I'm embarrassed by how long it has taken me to return, for it is a place that is so important to me. Any length of time spent away seems like it must be a mistake.
I often remind American Jews that Israel is a real place, not the make-believe land that they sometimes imagine. It is neither the dangerous place of unending warfare they see on television, nor is it the place where people sleepwalk in constant reverie of their prophetic ancestors. Israel has more than its share of problems, to be sure, but it is a place like any other—complete with traffic congestion, petty crime, and painful disparities between rich and poor. It may be a land founded on a dream, but its present realities can be rather mundane.
Except for this…Israel just happens to be our place, the place of our people. It's the place where the Jewish heart lies and where our identity as a people began. It is where we discover what it means to create a truly Jewish society and the real-world challenges of living up to Jewish values. By pulling Judaism into the world of the here-and-now, Israel forces Judaism to reach even higher to realize its dreams.
I recognize that I, too, am not immune to the bug of creating an Israel of the imagination. Traveling by way of the lofty sky, I realize that I also dream my Israel fictions. I keep thinking about wanting to relive experiences from my first year of rabbinic school in Israel. I think about showing my children those special places and watching them discover them to be their own. Such thoughts along the journey are for clouds. I'd like to arrive on the ground at some point upon reaching my destination.

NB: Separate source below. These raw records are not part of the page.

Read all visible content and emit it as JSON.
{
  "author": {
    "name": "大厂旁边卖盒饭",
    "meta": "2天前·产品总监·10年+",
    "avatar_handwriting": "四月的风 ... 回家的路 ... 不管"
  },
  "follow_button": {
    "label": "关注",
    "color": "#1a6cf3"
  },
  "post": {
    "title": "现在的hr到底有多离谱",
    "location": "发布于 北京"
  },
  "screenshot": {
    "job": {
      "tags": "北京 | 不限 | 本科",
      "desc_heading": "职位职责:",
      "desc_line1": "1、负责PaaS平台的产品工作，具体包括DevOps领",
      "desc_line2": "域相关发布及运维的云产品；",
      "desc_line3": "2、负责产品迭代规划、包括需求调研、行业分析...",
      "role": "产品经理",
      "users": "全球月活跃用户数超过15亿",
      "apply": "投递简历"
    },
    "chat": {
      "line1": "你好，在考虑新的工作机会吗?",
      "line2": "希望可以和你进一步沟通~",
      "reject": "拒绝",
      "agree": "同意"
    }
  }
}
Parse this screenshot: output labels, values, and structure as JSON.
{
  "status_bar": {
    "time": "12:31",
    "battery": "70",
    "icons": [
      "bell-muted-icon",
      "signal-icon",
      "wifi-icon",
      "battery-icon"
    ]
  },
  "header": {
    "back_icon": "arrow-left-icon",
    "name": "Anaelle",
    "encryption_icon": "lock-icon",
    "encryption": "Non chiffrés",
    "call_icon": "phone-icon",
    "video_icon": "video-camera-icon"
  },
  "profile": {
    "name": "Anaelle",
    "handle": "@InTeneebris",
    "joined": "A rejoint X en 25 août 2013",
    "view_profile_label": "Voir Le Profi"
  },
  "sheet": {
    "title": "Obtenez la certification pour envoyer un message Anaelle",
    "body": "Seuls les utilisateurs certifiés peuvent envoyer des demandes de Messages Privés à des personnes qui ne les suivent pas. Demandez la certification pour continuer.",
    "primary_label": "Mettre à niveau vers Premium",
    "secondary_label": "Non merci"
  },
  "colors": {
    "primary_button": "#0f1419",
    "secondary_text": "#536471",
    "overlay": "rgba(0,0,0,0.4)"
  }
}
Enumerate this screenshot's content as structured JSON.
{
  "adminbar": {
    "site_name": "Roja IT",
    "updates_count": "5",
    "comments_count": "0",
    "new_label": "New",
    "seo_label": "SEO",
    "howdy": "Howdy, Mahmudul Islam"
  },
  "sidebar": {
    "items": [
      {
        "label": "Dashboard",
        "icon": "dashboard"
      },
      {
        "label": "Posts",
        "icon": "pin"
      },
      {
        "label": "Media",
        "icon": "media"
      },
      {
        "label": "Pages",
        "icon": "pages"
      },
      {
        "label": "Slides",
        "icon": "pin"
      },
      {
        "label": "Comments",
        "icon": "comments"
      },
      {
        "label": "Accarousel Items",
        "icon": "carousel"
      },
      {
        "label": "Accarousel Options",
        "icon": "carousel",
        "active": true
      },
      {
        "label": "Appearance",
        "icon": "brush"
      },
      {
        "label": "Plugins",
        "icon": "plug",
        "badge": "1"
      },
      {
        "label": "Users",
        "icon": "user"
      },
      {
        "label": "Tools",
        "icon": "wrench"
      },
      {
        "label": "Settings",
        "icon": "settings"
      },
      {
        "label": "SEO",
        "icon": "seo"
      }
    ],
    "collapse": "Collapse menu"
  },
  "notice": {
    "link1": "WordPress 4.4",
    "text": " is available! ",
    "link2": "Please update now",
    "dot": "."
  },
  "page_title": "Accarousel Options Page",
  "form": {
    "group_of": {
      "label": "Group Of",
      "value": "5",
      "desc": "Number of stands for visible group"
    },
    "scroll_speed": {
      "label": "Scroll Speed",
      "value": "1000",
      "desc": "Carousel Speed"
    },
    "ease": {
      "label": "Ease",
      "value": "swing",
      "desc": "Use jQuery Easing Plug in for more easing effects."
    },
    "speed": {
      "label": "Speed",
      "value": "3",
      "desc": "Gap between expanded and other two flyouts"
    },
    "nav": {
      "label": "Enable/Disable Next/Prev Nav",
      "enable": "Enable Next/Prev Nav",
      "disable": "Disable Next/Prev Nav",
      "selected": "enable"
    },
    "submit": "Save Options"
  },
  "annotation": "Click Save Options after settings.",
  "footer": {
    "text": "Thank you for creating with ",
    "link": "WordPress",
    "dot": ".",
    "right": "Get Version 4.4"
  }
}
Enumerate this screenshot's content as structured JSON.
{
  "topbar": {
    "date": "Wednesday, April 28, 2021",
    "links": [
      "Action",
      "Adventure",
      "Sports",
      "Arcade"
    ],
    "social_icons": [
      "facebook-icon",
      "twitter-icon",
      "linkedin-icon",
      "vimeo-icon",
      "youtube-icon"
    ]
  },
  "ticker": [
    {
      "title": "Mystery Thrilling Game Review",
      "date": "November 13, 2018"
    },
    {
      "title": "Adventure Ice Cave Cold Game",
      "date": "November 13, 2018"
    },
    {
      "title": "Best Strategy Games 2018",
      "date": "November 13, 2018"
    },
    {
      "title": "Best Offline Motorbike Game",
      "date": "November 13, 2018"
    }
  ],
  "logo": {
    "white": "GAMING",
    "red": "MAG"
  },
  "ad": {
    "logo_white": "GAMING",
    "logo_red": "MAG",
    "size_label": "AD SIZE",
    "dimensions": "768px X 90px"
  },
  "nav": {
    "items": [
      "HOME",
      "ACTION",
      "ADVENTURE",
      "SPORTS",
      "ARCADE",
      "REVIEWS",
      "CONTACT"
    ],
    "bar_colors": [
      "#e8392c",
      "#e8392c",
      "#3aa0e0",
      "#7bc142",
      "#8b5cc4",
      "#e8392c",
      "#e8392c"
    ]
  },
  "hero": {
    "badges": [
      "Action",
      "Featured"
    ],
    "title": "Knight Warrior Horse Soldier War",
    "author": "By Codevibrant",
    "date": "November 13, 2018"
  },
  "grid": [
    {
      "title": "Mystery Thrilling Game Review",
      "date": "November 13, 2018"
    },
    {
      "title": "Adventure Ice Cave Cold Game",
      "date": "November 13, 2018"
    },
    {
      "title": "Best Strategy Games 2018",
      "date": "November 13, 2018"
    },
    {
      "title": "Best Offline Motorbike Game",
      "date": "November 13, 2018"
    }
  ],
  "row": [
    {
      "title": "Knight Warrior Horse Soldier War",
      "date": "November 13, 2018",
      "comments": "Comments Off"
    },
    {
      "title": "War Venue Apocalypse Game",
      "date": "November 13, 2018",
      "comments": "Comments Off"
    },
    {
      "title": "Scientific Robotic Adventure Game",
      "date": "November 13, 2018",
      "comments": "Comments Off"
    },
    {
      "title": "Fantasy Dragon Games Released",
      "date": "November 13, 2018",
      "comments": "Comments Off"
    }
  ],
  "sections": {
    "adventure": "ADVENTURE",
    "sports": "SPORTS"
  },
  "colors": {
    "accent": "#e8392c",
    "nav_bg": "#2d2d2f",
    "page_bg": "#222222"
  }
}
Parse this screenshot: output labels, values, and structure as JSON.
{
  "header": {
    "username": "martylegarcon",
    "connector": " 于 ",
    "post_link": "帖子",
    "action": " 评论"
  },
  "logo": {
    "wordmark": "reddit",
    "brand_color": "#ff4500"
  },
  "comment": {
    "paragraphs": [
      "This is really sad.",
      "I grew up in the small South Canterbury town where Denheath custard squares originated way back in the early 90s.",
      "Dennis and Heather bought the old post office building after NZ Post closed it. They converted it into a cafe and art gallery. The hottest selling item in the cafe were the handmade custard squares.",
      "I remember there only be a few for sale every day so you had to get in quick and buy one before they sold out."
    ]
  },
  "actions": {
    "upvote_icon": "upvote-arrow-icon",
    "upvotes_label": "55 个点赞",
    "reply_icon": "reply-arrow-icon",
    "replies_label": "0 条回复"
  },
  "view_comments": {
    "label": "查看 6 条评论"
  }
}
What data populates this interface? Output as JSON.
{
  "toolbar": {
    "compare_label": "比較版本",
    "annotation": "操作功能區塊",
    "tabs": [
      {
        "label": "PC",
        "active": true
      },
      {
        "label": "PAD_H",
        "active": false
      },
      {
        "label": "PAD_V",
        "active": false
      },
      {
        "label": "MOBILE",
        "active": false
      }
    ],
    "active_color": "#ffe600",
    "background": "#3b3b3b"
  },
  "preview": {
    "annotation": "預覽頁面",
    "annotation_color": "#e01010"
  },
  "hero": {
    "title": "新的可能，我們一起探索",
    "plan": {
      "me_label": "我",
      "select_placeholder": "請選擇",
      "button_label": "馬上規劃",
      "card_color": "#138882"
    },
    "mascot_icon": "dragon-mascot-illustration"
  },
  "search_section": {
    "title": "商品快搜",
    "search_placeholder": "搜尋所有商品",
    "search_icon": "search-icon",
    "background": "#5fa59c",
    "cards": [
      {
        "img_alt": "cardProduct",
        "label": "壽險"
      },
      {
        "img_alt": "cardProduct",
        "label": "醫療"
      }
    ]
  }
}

I'll do the best I can to keep a journal of my trip on this blog. I want to share with you both Israels— the timeless dream and the gritty reality. Really loving Israel, I think, means staying true to both. The Jewish people and the Land of Israel are, I think, like an old couple who love each other deeply through the memory of the days when love was new, and who love each other even more deeply when they see each other for who they are now. That is how I want to teach my children to love Israel.